Sept. 8 (Bloomberg) -- Credit-default swaps on Greek government debt surged to a record, signaling a 91 percent chance the nation will fail to meet debt commitments, after its economy shrank more than previously reported.
Five-year contracts on the country’s sovereign bonds jumped 196 basis points to 3,001 basis points, at 3:45 p.m. in London, according to CMA, which is owned by CME Group Inc. and compiles prices quoted by dealers in the privately negotiated market.
Gross domestic product shrank 7.3 percent from a year earlier after declining 8.1 percent on an annual basis in the first quarter, the Hellenic Statistical Authority said. Greece’s financial situation is “on a knife’s edge,” German Finance Minister Wolfgang Schaeuble told lawmakers last night, according to parliament’s HIB bulletin.
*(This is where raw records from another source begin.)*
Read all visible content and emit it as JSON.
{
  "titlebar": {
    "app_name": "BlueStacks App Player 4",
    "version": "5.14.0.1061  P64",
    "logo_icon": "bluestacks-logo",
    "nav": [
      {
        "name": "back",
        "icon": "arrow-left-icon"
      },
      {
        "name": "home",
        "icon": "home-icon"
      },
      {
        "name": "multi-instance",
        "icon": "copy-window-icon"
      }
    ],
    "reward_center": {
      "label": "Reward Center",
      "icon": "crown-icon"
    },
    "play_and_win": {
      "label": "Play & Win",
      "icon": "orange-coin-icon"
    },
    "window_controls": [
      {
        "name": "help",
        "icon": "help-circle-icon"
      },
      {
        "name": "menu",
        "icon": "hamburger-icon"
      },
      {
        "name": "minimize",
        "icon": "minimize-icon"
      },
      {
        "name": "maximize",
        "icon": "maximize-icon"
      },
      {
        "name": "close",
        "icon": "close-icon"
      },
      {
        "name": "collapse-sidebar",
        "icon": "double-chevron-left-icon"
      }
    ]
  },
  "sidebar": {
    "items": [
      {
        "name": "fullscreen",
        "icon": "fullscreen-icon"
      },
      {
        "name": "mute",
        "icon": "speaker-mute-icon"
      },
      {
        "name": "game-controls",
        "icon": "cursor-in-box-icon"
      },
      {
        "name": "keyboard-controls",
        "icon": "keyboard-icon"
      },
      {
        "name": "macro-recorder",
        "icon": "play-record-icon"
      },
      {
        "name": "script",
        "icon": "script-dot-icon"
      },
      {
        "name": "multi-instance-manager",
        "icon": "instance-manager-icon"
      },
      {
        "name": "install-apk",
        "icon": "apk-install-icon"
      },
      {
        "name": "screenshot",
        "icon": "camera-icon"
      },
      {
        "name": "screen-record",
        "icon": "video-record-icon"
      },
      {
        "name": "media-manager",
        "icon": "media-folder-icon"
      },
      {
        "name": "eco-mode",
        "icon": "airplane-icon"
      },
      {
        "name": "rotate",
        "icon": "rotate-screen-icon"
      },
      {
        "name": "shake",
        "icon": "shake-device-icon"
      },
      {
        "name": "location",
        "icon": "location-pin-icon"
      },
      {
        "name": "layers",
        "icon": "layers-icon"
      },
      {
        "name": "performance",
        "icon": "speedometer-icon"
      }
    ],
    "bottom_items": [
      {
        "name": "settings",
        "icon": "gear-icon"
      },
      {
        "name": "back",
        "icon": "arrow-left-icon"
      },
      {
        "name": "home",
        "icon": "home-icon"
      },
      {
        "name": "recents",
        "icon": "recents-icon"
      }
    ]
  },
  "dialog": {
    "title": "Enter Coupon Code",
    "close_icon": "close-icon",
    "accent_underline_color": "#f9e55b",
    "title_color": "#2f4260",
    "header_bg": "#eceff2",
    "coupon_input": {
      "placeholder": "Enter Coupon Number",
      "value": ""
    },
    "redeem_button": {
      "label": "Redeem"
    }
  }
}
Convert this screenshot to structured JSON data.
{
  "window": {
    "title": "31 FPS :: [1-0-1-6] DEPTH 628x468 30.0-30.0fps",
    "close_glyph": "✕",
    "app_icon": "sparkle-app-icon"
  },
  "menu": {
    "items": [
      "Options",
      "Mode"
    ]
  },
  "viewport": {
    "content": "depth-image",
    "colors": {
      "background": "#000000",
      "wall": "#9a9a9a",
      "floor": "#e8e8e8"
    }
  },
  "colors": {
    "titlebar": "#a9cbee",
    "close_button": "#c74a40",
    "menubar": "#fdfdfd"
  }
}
“It’s a combination of Greece continuing to disappoint and probably a growing realization among politicians that they’re throwing good money after bad,” said Gary Jenkins, head of fixed income at Evolution Securities Ltd. in London. “They’ve finally woken up to the fact that they’re not going to get this money back.”
The default probability, which is based on a standard pricing model, assumes investors would recover 40 percent of the bonds’ face value were Greece to fail to meet its obligations within five years.
The Markit iTraxx SovX Western Europe Index of swaps on 15 governments rose 2.5 basis points to 322.5. The gauge is approaching the record close of 327 basis points on Sept. 6. Swaps on Portugal jumped 19 basis points to 1,060, Ireland climbed 18 to 834 and Spain rose five to 396.
A basis point on a credit-default swap protecting $10 million of debt from default for five years is equivalent to $1,000 a year. Swaps pay the buyer face value in exchange for the underlying securities or the cash equivalent should a borrower fail to adhere to its debt agreements.
Greek two-year note yields jumped as much as 85 basis points to a euro-era record 55.76 percent today. The nation’s 10-year yield climbed to an all-time high 20.13 percent.
Greece’s economy has been hurt by spending cuts and tax increases introduced as a condition for a 110 billion-euro ($155 billion) European Union-led bailout last year, which have damped consumer demand. Finance Minister Evangelos Venizelos this week said the government will accelerate further austerity measures to ensure continued support after EU officials said payment of a sixth tranche of bailout loans will be withheld unless Greece meets its deficit targets.
It would be an “enormous mistake for the people of Greece,” to fail to meet terms of the bailout, European Central Bank President Jean-Claude Trichet said today. “It’s absolutely obvious that it’s in the interest of Greece, in the interest of growth and jobs in the medium-term perspective, to do the adjustment.”
German government officials have stepped up exhortations on Greece to hold to the terms of its rescue program after a quarterly review of the nation’s progress by the EU and the International Monetary Fund was unexpectedly suspended for 10 days last week.
To contact the reporter on this story: Abigail Moses in London at Amoses5@bloomberg.net
To contact the editor responsible for this story: Paul Armstrong at Parmstrong10@bloomberg.net